▶ **Interface dataset entries**:
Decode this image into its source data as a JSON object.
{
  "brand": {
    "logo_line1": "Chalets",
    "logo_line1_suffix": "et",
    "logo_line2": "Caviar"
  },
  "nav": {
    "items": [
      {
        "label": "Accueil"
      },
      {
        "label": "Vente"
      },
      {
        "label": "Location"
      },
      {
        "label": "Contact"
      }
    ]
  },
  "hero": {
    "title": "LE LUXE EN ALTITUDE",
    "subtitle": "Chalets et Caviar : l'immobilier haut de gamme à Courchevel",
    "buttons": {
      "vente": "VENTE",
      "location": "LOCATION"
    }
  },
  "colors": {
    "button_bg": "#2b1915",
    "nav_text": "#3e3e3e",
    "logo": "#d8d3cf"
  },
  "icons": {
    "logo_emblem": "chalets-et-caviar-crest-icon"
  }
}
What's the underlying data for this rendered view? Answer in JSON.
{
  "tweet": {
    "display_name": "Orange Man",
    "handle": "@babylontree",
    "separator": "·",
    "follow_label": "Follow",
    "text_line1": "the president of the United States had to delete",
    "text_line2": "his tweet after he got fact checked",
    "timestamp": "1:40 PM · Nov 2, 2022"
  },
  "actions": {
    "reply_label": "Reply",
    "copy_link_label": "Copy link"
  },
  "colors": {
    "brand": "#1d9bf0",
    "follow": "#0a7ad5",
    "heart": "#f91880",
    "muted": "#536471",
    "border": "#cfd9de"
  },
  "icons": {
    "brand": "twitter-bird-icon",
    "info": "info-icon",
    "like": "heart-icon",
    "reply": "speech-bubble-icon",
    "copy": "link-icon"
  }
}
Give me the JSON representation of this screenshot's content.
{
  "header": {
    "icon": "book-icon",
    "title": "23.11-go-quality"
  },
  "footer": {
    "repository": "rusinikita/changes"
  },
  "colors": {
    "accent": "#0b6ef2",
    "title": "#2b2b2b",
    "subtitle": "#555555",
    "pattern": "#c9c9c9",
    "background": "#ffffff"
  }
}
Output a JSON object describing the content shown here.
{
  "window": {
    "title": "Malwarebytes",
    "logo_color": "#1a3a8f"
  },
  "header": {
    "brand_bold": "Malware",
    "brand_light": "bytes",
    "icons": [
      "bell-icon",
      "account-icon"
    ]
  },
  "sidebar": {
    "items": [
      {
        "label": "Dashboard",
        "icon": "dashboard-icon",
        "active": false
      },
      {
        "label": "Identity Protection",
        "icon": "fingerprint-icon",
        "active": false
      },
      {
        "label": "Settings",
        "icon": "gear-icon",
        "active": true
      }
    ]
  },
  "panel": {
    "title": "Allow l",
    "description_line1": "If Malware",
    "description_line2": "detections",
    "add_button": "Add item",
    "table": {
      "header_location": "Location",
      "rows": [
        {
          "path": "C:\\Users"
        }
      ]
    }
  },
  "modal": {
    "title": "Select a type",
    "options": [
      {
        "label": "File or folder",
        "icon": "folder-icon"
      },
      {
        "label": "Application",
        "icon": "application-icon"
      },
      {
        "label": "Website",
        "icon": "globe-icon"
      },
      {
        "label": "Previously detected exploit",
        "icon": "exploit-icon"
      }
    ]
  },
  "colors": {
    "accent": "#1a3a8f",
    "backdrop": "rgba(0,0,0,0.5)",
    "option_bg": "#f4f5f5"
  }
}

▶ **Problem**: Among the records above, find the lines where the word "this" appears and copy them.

▶ **Answer for the task**:
Decode this image into its source data as a JSON object.
What's the underlying data for this rendered view? Answer in JSON.
Give me the JSON representation of this screenshot's content.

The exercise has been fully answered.